The four priorities established for this purpose, viz. PM GatiShakti, Inclusive Development, Productivity Improvement and Investment, Sunrise Opportunities, Energy Transition and Climate Action, and Investment Finance. The activities here are all visionary and the goals ambitious and transformative. But these are not impossible feats, as there have already been significant advances in recent years in railways, in the production of renewable energy and in the use and entrenchment of technology in ministries, including tax administration.
Capital expenditure in 2022-23 budgeted at ₹7.50 lakh crore will be 2.9% of GDP. If subsidies to states for the creation of fixed assets are included, they increase to around 4.1% of GDP, which is historically very high.
In addition to this, the central government will provide the states with a 50-year interest-free loan totaling ₹1 lakh crore to enhance the capital investment of the states for creation of productive assets and creation remunerative jobs. While this amount is relatively modest, it will certainly mean some recovery in capital spending in a number of states.

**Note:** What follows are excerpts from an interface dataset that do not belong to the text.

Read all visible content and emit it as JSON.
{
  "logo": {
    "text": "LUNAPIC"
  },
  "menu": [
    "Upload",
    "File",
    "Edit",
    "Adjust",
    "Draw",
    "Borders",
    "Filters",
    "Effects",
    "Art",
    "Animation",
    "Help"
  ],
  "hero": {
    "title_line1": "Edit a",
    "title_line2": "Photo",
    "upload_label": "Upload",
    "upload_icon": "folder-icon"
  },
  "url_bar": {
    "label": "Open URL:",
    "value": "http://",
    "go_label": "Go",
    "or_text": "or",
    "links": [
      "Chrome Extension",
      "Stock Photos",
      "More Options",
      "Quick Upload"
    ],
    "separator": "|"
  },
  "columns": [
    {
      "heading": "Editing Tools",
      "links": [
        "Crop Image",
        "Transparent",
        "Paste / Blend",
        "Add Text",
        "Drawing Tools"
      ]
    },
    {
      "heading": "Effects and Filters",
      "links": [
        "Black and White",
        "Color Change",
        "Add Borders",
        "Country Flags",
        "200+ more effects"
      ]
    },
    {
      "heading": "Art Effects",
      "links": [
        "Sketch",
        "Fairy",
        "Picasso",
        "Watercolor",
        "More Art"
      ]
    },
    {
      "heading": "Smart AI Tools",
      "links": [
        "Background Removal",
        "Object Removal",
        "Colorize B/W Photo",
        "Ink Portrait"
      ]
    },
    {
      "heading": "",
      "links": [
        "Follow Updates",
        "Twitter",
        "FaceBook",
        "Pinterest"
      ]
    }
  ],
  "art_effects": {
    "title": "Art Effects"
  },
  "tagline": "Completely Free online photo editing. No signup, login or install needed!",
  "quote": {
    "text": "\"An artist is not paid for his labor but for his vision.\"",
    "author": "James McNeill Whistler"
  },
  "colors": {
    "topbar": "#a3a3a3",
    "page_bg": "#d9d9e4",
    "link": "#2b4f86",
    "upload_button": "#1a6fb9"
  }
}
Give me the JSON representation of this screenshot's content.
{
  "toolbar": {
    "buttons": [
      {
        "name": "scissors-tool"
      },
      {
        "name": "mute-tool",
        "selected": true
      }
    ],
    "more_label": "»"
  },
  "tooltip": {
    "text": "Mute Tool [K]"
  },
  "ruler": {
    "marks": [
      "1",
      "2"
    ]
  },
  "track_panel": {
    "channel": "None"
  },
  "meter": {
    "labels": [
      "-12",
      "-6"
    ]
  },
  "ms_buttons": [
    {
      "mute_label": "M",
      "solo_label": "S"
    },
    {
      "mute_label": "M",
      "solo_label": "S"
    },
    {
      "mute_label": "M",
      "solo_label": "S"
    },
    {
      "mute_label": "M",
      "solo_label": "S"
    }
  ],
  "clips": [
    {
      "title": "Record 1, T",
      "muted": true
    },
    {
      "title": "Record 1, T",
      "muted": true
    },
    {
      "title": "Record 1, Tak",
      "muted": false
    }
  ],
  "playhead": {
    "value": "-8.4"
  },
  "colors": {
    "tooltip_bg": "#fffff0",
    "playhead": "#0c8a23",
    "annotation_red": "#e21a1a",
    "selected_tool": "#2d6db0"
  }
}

By all indications, many projects for budgeted capital expenditures will be in PPP mode. Therefore, much depends on the availability of timely private investment. The government is committed to taking measures that will improve the financial viability of projects with the technical assistance and knowledge of multilateral agencies. Improved financial sustainability will also be achieved by adopting global best practices, innovative financing methods and a balanced distribution of risks. These are laudable goals, no doubt. But one wonders whether the government has put in place professionally sound and globally recognized standards and mechanisms for the identification, appraisal and execution of projects, on the one hand, and the ex-post evaluation of their performance by in relation to predefined financial and economic benchmarks, on the other. Moreover, does the government have qualified human resources to do all this?
The revised budget deficit estimate for 2021-22 at 6.9% (of GDP) is somewhat higher than the projected figure of 6.8% (of GDP). The estimate for 2022-2023 is 6.4% of GDP, which according to the minister is in line with the wide path of fiscal consolidation announced by her last year to reach a level of budget deficit below 4 .5% of GDP by 2025-2026. . This goal seems a bit ambitious. In 2021-22, revised revenues exceeded budget estimates by more than 16%, which provided the rationale and impetus for increased revenues and capital expenditures.
However, the likelihood that a similar dynamism in tax and other revenue will soon recur is low. Therefore, a rapid contraction of the revenue deficit and primary deficit from their revised estimates for 2021-22 to 4.7% and 3.3% respectively looks difficult. That said, the government has enough incentive to be serious about this, as the bond market will continue to be vigilant on this issue, which means any major slippage in this regard will drive up yield as well as investment costs. government loan.
The author is a former central banker and consultant to the IMF) (Through The Billion Press)
February 01, 2022